DATA SECTION Start Marker
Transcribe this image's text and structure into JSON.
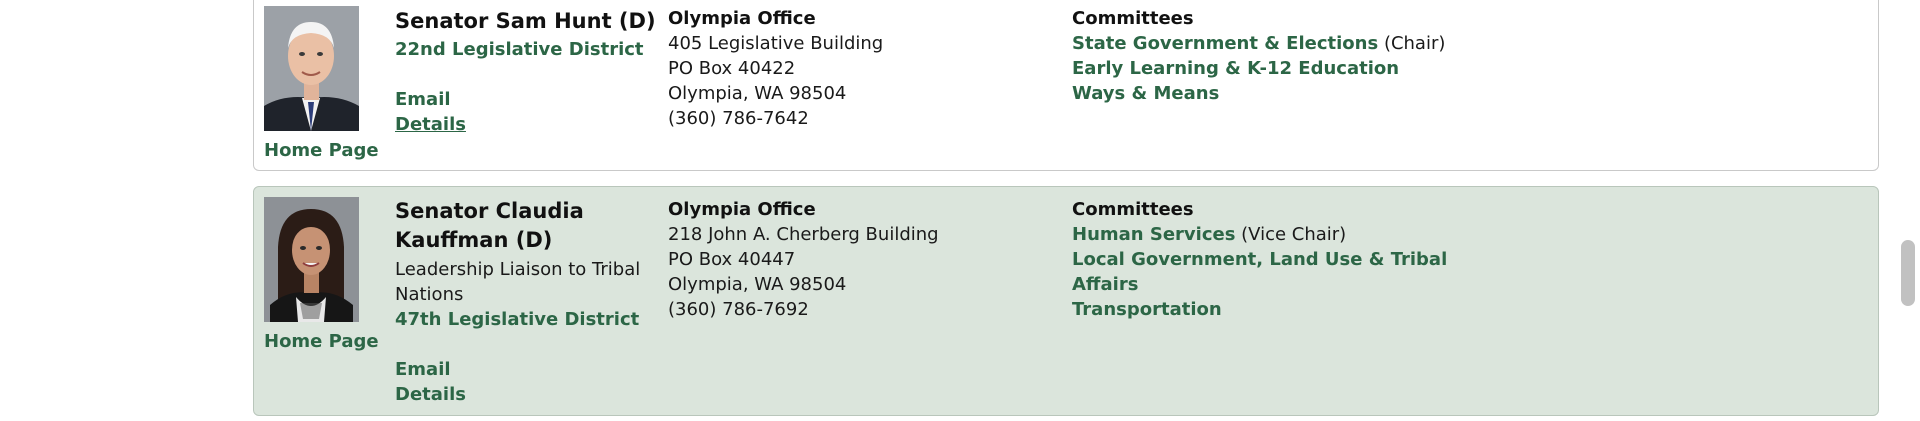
{
  "members": [
    {
      "name": "Senator Sam Hunt (D)",
      "title": "",
      "district": "22nd Legislative District",
      "email_label": "Email",
      "details_label": "Details",
      "homepage_label": "Home Page",
      "office": {
        "heading": "Olympia Office",
        "line1": "405 Legislative Building",
        "line2": "PO Box 40422",
        "line3": "Olympia, WA 98504",
        "phone": "(360) 786-7642"
      },
      "committees": {
        "heading": "Committees",
        "items": [
          {
            "name": "State Government & Elections",
            "role": "(Chair)"
          },
          {
            "name": "Early Learning & K-12 Education",
            "role": ""
          },
          {
            "name": "Ways & Means",
            "role": ""
          }
        ]
      }
    },
    {
      "name": "Senator Claudia Kauffman (D)",
      "name_line1": "Senator Claudia",
      "name_line2": "Kauffman (D)",
      "title_line1": "Leadership Liaison to Tribal",
      "title_line2": "Nations",
      "district": "47th Legislative District",
      "email_label": "Email",
      "details_label": "Details",
      "homepage_label": "Home Page",
      "office": {
        "heading": "Olympia Office",
        "line1": "218 John A. Cherberg Building",
        "line2": "PO Box 40447",
        "line3": "Olympia, WA 98504",
        "phone": "(360) 786-7692"
      },
      "committees": {
        "heading": "Committees",
        "items": [
          {
            "name": "Human Services",
            "role": "(Vice Chair)"
          },
          {
            "name_line1": "Local Government, Land Use & Tribal",
            "name_line2": "Affairs",
            "role": ""
          },
          {
            "name": "Transportation",
            "role": ""
          }
        ]
      }
    }
  ],
  "colors": {
    "link": "#2c6646",
    "alt_row_bg": "#dbe5dc",
    "border": "#c9c9c9"
  }
}
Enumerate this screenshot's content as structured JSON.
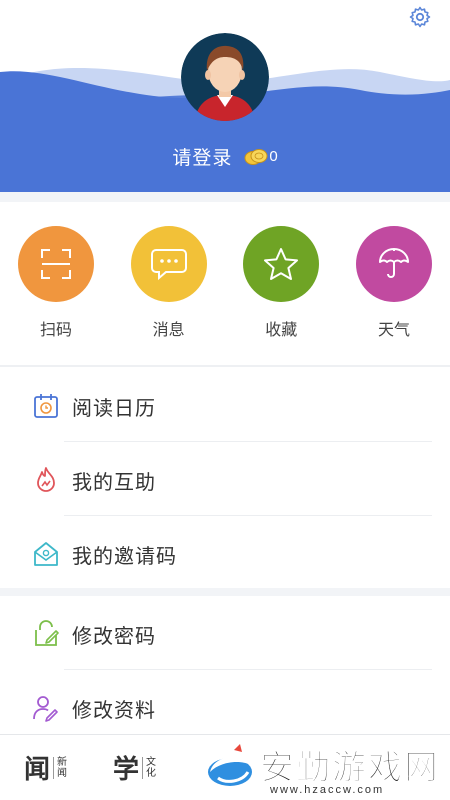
{
  "header": {
    "settings_icon": "gear-icon",
    "login_text": "请登录",
    "coin_icon": "coins-icon",
    "coin_count": "0",
    "colors": {
      "wave_dark": "#4a74d6",
      "wave_light": "#c8d6f3",
      "text": "#ffffff"
    }
  },
  "quick_actions": [
    {
      "label": "扫码",
      "icon": "scan-icon",
      "color": "#f0963e"
    },
    {
      "label": "消息",
      "icon": "message-icon",
      "color": "#f2c138"
    },
    {
      "label": "收藏",
      "icon": "star-icon",
      "color": "#6fa425"
    },
    {
      "label": "天气",
      "icon": "umbrella-icon",
      "color": "#c14aa0"
    }
  ],
  "menu_group_1": [
    {
      "label": "阅读日历",
      "icon": "calendar-icon"
    },
    {
      "label": "我的互助",
      "icon": "flame-icon"
    },
    {
      "label": "我的邀请码",
      "icon": "invite-icon"
    }
  ],
  "menu_group_2": [
    {
      "label": "修改密码",
      "icon": "edit-password-icon"
    },
    {
      "label": "修改资料",
      "icon": "edit-profile-icon"
    }
  ],
  "bottom_nav": {
    "news": {
      "big": "闻",
      "small_1": "新",
      "small_2": "闻"
    },
    "study": {
      "big": "学",
      "small_1": "文",
      "small_2": "化"
    }
  },
  "watermark": {
    "title": "安勤游戏网",
    "url": "www.hzaccw.com"
  }
}
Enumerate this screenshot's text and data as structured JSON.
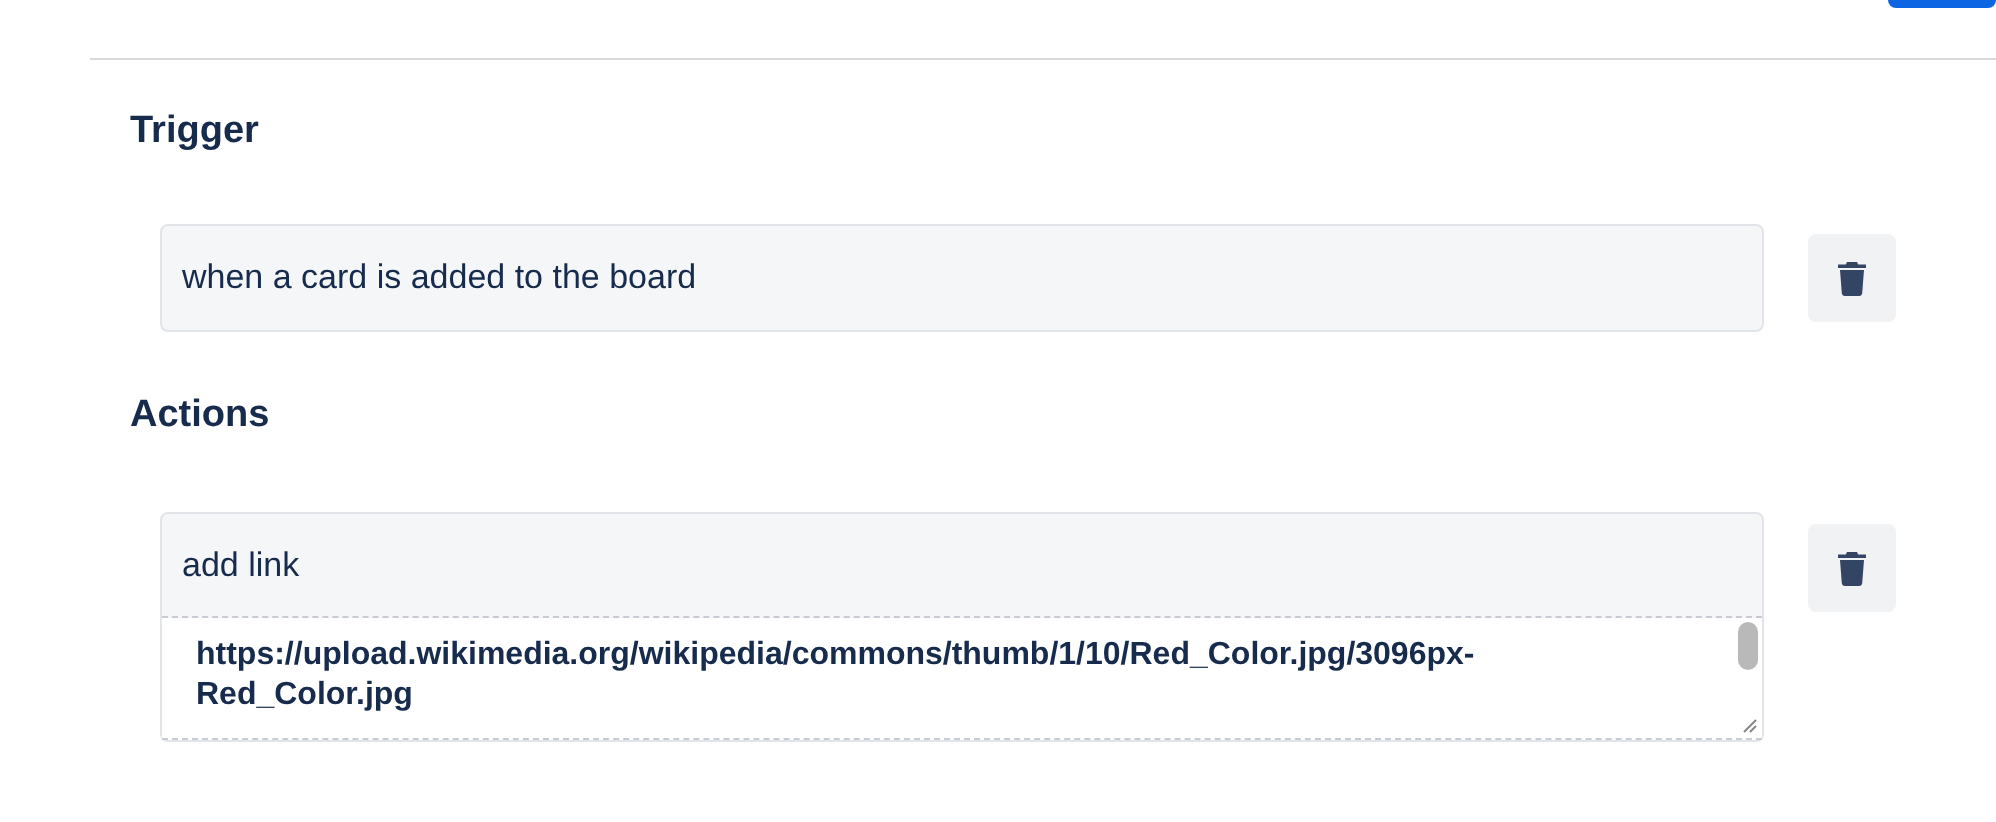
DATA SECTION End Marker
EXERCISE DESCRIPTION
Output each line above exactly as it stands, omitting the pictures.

YOUR SOLUTION
Transcribe this image's text and structure into JSON.
{
  "members": [
    {
      "name": "Senator Sam Hunt (D)",
      "title": "",
      "district": "22nd Legislative District",
      "email_label": "Email",
      "details_label": "Details",
      "homepage_label": "Home Page",
      "office": {
        "heading": "Olympia Office",
        "line1": "405 Legislative Building",
        "line2": "PO Box 40422",
        "line3": "Olympia, WA 98504",
        "phone": "(360) 786-7642"
      },
      "committees": {
        "heading": "Committees",
        "items": [
          {
            "name": "State Government & Elections",
            "role": "(Chair)"
          },
          {
            "name": "Early Learning & K-12 Education",
            "role": ""
          },
          {
            "name": "Ways & Means",
            "role": ""
          }
        ]
      }
    },
    {
      "name": "Senator Claudia Kauffman (D)",
      "name_line1": "Senator Claudia",
      "name_line2": "Kauffman (D)",
      "title_line1": "Leadership Liaison to Tribal",
      "title_line2": "Nations",
      "district": "47th Legislative District",
      "email_label": "Email",
      "details_label": "Details",
      "homepage_label": "Home Page",
      "office": {
        "heading": "Olympia Office",
        "line1": "218 John A. Cherberg Building",
        "line2": "PO Box 40447",
        "line3": "Olympia, WA 98504",
        "phone": "(360) 786-7692"
      },
      "committees": {
        "heading": "Committees",
        "items": [
          {
            "name": "Human Services",
            "role": "(Vice Chair)"
          },
          {
            "name_line1": "Local Government, Land Use & Tribal",
            "name_line2": "Affairs",
            "role": ""
          },
          {
            "name": "Transportation",
            "role": ""
          }
        ]
      }
    }
  ],
  "colors": {
    "link": "#2c6646",
    "alt_row_bg": "#dbe5dc",
    "border": "#c9c9c9"
  }
}
Enumerate this screenshot's content as structured JSON.
{
  "header": {
    "settings_icon": "gear-icon",
    "login_text": "请登录",
    "coin_icon": "coins-icon",
    "coin_count": "0",
    "colors": {
      "wave_dark": "#4a74d6",
      "wave_light": "#c8d6f3",
      "text": "#ffffff"
    }
  },
  "quick_actions": [
    {
      "label": "扫码",
      "icon": "scan-icon",
      "color": "#f0963e"
    },
    {
      "label": "消息",
      "icon": "message-icon",
      "color": "#f2c138"
    },
    {
      "label": "收藏",
      "icon": "star-icon",
      "color": "#6fa425"
    },
    {
      "label": "天气",
      "icon": "umbrella-icon",
      "color": "#c14aa0"
    }
  ],
  "menu_group_1": [
    {
      "label": "阅读日历",
      "icon": "calendar-icon"
    },
    {
      "label": "我的互助",
      "icon": "flame-icon"
    },
    {
      "label": "我的邀请码",
      "icon": "invite-icon"
    }
  ],
  "menu_group_2": [
    {
      "label": "修改密码",
      "icon": "edit-password-icon"
    },
    {
      "label": "修改资料",
      "icon": "edit-profile-icon"
    }
  ],
  "bottom_nav": {
    "news": {
      "big": "闻",
      "small_1": "新",
      "small_2": "闻"
    },
    "study": {
      "big": "学",
      "small_1": "文",
      "small_2": "化"
    }
  },
  "watermark": {
    "title": "安勤游戏网",
    "url": "www.hzaccw.com"
  }
}
Enumerate this screenshot's text and data as structured JSON.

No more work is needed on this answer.